##### DATA SHOWN

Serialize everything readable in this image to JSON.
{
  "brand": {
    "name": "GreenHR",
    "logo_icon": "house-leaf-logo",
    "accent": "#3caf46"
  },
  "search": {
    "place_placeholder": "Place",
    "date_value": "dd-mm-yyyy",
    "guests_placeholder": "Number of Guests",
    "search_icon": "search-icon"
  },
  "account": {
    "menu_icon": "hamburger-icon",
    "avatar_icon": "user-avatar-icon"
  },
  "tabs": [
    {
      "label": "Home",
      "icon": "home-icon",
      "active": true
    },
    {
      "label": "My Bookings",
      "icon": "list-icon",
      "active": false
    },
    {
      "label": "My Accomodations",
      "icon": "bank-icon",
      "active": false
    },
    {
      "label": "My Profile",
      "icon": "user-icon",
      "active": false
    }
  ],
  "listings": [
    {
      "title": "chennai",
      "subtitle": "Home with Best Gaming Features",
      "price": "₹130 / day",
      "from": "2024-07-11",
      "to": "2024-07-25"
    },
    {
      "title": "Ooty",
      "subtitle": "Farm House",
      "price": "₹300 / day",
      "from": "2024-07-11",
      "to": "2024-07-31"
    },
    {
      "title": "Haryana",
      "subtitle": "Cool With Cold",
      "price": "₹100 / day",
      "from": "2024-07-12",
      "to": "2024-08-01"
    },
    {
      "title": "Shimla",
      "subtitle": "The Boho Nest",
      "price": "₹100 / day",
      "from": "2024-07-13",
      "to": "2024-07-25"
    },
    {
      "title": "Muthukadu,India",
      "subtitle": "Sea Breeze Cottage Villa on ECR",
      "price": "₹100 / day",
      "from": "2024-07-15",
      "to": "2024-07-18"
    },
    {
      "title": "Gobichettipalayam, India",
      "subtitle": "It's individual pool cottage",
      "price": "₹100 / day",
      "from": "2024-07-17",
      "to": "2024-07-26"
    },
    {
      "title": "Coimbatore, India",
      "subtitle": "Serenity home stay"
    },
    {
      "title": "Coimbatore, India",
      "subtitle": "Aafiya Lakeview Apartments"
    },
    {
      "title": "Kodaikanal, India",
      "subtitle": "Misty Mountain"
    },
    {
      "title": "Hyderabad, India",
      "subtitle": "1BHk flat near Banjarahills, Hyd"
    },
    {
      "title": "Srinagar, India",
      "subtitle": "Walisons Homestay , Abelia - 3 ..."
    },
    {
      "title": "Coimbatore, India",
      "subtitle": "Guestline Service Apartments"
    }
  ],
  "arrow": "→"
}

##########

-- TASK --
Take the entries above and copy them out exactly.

-- TASK RESPONSE --
Serialize everything readable in this image to JSON.
{
  "brand": {
    "name": "GreenHR",
    "logo_icon": "house-leaf-logo",
    "accent": "#3caf46"
  },
  "search": {
    "place_placeholder": "Place",
    "date_value": "dd-mm-yyyy",
    "guests_placeholder": "Number of Guests",
    "search_icon": "search-icon"
  },
  "account": {
    "menu_icon": "hamburger-icon",
    "avatar_icon": "user-avatar-icon"
  },
  "tabs": [
    {
      "label": "Home",
      "icon": "home-icon",
      "active": true
    },
    {
      "label": "My Bookings",
      "icon": "list-icon",
      "active": false
    },
    {
      "label": "My Accomodations",
      "icon": "bank-icon",
      "active": false
    },
    {
      "label": "My Profile",
      "icon": "user-icon",
      "active": false
    }
  ],
  "listings": [
    {
      "title": "chennai",
      "subtitle": "Home with Best Gaming Features",
      "price": "₹130 / day",
      "from": "2024-07-11",
      "to": "2024-07-25"
    },
    {
      "title": "Ooty",
      "subtitle": "Farm House",
      "price": "₹300 / day",
      "from": "2024-07-11",
      "to": "2024-07-31"
    },
    {
      "title": "Haryana",
      "subtitle": "Cool With Cold",
      "price": "₹100 / day",
      "from": "2024-07-12",
      "to": "2024-08-01"
    },
    {
      "title": "Shimla",
      "subtitle": "The Boho Nest",
      "price": "₹100 / day",
      "from": "2024-07-13",
      "to": "2024-07-25"
    },
    {
      "title": "Muthukadu,India",
      "subtitle": "Sea Breeze Cottage Villa on ECR",
      "price": "₹100 / day",
      "from": "2024-07-15",
      "to": "2024-07-18"
    },
    {
      "title": "Gobichettipalayam, India",
      "subtitle": "It's individual pool cottage",
      "price": "₹100 / day",
      "from": "2024-07-17",
      "to": "2024-07-26"
    },
    {
      "title": "Coimbatore, India",
      "subtitle": "Serenity home stay"
    },
    {
      "title": "Coimbatore, India",
      "subtitle": "Aafiya Lakeview Apartments"
    },
    {
      "title": "Kodaikanal, India",
      "subtitle": "Misty Mountain"
    },
    {
      "title": "Hyderabad, India",
      "subtitle": "1BHk flat near Banjarahills, Hyd"
    },
    {
      "title": "Srinagar, India",
      "subtitle": "Walisons Homestay , Abelia - 3 ..."
    },
    {
      "title": "Coimbatore, India",
      "subtitle": "Guestline Service Apartments"
    }
  ],
  "arrow": "→"
}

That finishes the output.